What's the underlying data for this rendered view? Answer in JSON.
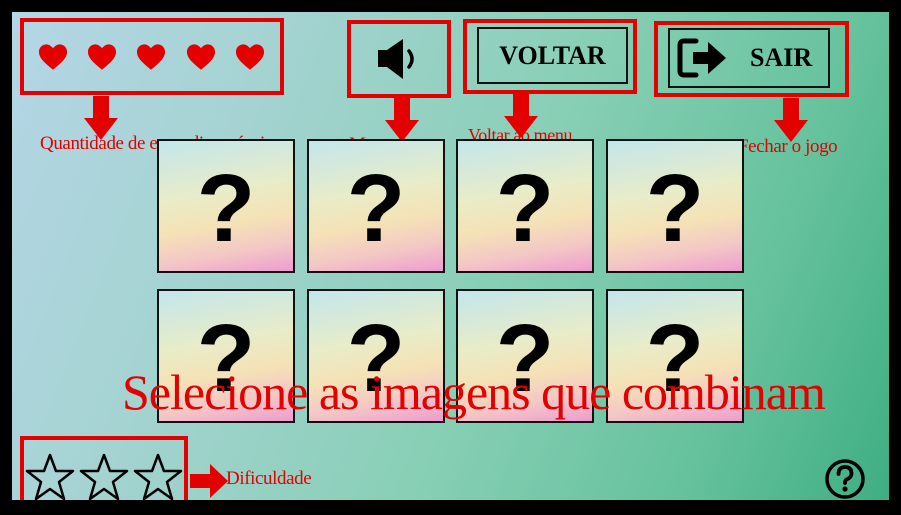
{
  "hud": {
    "lives": [
      1,
      2,
      3,
      4,
      5
    ],
    "lives_color": "#e30000",
    "sound_icon": "speaker-volume-icon",
    "back_label": "VOLTAR",
    "exit_label": "SAIR",
    "exit_icon": "exit-arrow-icon",
    "help_icon": "help-question-icon"
  },
  "annotations": {
    "lives": "Quantidade de erros disponíveis",
    "mute": "Mutar o som",
    "back": "Voltar ao menu",
    "exit": "Fechar o jogo",
    "difficulty": "Dificuldade"
  },
  "cards": [
    {
      "face": "?"
    },
    {
      "face": "?"
    },
    {
      "face": "?"
    },
    {
      "face": "?"
    },
    {
      "face": "?"
    },
    {
      "face": "?"
    },
    {
      "face": "?"
    },
    {
      "face": "?"
    }
  ],
  "instruction": "Selecione as imagens que combinam",
  "difficulty": {
    "stars_total": 3,
    "stars_filled": 0
  },
  "accent_color": "#e30000"
}
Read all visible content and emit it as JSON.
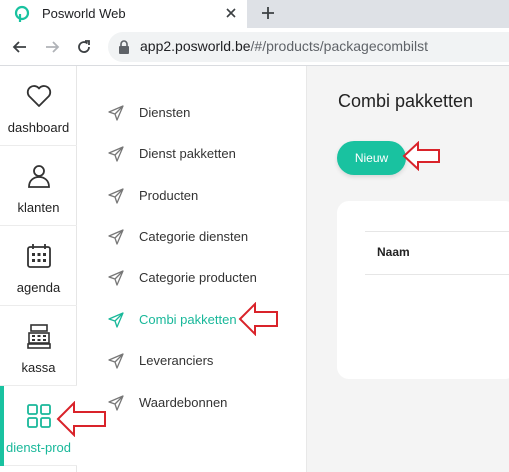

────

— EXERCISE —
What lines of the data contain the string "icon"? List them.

— RESPONSE AREA —
    "sound_icon": "speaker-volume-icon",
    "exit_icon": "exit-arrow-icon",
    "help_icon": "help-question-icon"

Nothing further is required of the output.